American Medical Association (AMA). Comparative Effectiveness Research. www.ama-assn.org/ama1/pub/upload/mm/399/hsr-comparative-effectiveness.pdf
American Academy of Family Physicians (AAFP). Health IT, Primary Care Come Out Ahead in Massive Stimulus Bill: Approved Legislation Addresses Key AAFP Issues. 2/13/09. www.aafp.org/online/en/home/publications/news/news-now/government-medicine/20090213stimulus-passes.html
American Nurses Association. American Recovery & Reinvstment Act. www.nursingworld.org/MainMenuCategories/ANAPoliticalPower/Federal/ARRA.aspx
America's Health Insurance Plans. Patients Will Benefit from Comparative Effectiveness Funding in Stimulus Bill. 2/11/09. www.ahip.org/content/pressrelease.aspx?docid=25948
Rush Limbaugh. The March to Socialized Medicine Starts in Obama's Porkulus Bill. 2/9/09. www.rushlimbaugh.com/home/daily/site_020909/content/01125111.guest.html
Comparative Effectiveness Research as Patient Education Tool. US News and World Report. 3/23/09. http://health.usnews.com/blogs/on-health-and-money/2009/03/23/comparative-effectiveness-research-as-patient-education-tool.html
Industry Speaks Up as HHS Plans Comparative Effectiveness Research. FDANews Device Daily Bulletin. 4/3/09. http://fdanews.com/newsletter/article?issueId=12537&articleId=115943
PhRMA. Comparative Clinical Effectiveness Research Provision. An Important Step Forward for Patient Care. 2/11/09. www.phrma.org/news_room/press_releases/comparative_clinical_effectiveness_

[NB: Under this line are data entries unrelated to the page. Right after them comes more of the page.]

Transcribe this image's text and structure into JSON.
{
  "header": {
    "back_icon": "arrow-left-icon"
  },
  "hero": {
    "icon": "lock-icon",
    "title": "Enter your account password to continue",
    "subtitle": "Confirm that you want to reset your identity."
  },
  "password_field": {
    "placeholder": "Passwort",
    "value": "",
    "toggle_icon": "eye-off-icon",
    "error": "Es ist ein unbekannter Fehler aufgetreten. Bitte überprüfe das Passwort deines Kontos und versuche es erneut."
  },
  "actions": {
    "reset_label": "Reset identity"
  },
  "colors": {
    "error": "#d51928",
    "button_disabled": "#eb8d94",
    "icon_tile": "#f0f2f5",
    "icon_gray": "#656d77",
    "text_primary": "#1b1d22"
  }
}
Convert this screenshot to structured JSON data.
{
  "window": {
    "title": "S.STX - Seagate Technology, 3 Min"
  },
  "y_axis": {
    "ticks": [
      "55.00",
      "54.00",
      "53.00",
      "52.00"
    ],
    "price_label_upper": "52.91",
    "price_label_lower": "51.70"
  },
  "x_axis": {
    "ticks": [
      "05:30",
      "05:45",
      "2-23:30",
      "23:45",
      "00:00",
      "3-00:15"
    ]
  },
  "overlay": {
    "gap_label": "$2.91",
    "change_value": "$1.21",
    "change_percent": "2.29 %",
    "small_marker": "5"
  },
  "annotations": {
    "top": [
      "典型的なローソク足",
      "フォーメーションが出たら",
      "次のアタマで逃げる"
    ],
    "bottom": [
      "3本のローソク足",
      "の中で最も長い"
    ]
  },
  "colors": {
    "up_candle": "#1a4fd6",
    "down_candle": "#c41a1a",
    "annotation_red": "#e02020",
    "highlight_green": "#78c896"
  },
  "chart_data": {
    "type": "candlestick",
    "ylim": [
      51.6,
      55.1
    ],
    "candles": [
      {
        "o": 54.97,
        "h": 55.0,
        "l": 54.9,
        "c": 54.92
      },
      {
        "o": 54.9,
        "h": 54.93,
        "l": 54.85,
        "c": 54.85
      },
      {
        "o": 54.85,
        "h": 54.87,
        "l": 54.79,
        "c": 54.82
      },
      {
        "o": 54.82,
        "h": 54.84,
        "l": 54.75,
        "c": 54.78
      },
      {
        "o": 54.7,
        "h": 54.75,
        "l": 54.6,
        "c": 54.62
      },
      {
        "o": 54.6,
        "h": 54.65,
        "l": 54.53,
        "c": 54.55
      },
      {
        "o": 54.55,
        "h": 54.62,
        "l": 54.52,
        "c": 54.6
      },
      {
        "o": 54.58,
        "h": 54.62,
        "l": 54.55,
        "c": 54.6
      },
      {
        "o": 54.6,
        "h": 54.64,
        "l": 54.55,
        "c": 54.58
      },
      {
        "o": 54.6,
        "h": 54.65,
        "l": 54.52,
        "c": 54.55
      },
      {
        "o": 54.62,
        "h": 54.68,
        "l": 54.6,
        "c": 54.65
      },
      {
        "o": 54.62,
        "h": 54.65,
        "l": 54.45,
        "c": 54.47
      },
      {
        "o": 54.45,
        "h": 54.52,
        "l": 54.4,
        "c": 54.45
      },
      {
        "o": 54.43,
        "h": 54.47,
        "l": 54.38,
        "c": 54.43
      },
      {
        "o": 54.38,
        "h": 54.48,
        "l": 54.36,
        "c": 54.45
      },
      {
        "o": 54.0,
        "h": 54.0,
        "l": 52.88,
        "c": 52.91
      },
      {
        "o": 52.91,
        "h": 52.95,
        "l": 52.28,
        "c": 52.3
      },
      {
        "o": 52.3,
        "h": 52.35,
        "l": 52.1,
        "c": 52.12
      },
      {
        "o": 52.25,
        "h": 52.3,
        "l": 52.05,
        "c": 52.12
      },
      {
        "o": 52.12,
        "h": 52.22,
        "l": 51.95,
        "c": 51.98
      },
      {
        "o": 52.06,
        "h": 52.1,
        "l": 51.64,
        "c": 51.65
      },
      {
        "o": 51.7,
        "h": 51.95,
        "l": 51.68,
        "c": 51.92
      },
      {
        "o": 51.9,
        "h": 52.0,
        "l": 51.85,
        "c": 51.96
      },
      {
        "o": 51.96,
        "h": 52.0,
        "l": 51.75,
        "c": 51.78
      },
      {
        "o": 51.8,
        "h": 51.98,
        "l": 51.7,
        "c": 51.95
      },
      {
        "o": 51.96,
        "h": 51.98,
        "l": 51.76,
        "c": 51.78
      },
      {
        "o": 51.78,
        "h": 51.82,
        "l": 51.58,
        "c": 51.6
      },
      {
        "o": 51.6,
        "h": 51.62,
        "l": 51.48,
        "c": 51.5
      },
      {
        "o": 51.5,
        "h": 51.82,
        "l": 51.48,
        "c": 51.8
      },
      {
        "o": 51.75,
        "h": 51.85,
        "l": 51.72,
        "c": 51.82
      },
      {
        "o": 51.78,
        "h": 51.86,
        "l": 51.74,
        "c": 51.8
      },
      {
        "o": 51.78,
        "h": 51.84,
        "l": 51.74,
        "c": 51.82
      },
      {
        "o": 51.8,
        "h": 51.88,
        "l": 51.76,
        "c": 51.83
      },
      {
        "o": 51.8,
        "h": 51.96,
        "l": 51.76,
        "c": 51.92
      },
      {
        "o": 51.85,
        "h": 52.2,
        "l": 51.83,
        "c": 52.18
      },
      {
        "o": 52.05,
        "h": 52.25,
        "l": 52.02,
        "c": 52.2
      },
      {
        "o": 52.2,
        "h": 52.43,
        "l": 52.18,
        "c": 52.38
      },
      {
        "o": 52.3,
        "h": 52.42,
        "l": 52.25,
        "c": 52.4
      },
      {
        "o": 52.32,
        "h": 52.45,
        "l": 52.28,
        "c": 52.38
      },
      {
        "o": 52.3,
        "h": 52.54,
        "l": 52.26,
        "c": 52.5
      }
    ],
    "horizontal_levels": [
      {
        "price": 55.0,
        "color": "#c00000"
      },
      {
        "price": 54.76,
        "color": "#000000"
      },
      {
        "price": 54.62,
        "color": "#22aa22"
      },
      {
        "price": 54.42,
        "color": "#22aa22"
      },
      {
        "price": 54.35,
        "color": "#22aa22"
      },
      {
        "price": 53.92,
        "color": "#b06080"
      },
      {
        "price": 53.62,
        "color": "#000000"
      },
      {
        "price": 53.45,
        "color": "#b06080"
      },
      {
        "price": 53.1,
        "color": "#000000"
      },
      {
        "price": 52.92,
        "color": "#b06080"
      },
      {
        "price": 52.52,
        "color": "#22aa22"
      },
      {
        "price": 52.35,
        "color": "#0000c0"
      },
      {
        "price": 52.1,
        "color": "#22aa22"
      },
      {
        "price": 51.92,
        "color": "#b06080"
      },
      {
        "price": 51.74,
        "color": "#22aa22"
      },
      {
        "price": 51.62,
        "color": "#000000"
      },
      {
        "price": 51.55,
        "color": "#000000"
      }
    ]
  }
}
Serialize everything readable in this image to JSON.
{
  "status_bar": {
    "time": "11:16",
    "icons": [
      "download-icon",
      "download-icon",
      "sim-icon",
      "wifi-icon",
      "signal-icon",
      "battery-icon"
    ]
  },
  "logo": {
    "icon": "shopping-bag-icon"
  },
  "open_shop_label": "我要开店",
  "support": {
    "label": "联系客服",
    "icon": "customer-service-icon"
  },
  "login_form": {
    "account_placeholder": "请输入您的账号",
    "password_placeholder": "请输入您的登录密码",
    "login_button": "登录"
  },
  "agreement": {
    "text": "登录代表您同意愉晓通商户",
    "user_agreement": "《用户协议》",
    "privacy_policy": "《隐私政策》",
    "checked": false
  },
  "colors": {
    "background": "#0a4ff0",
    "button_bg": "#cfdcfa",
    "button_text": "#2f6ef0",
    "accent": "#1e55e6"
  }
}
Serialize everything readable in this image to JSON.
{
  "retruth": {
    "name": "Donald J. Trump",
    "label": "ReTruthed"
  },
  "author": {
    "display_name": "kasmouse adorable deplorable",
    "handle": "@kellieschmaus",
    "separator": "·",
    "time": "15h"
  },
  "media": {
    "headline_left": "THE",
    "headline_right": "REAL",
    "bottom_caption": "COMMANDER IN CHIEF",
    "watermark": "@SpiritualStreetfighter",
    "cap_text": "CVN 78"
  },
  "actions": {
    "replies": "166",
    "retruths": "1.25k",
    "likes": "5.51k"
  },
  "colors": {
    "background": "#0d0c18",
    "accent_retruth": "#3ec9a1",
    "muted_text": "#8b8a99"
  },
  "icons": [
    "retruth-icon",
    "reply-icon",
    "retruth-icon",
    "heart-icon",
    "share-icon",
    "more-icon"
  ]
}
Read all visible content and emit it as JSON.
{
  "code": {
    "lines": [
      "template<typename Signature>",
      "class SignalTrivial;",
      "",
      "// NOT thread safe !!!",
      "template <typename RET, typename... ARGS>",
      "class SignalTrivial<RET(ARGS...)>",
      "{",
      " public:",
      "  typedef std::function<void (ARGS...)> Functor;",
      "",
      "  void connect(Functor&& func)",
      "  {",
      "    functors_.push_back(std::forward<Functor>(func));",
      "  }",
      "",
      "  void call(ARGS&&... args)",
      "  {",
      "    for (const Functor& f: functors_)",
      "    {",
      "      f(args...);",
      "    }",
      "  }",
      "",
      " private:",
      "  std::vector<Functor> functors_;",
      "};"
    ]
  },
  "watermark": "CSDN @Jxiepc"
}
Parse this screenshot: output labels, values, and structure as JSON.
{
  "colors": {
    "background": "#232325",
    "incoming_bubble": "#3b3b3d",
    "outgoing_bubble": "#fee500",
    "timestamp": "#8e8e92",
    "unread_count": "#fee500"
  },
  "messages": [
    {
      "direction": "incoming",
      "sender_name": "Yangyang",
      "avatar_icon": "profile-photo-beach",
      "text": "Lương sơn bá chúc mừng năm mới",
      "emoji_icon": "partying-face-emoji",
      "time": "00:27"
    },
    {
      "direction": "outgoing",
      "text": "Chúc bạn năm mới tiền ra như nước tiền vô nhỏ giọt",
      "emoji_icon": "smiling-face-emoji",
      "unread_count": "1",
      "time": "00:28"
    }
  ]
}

Ruin Your Health With the Obama Stimulus Plan: Betsy McCaughey. Bloomberg News. 2/9/09. www.bloomberg.com/apps/news?pid=20601039&refer=columnist_mccaughey&sid=aLzfDxfbwhzs
Holzer, Jessica and Gerard Anderson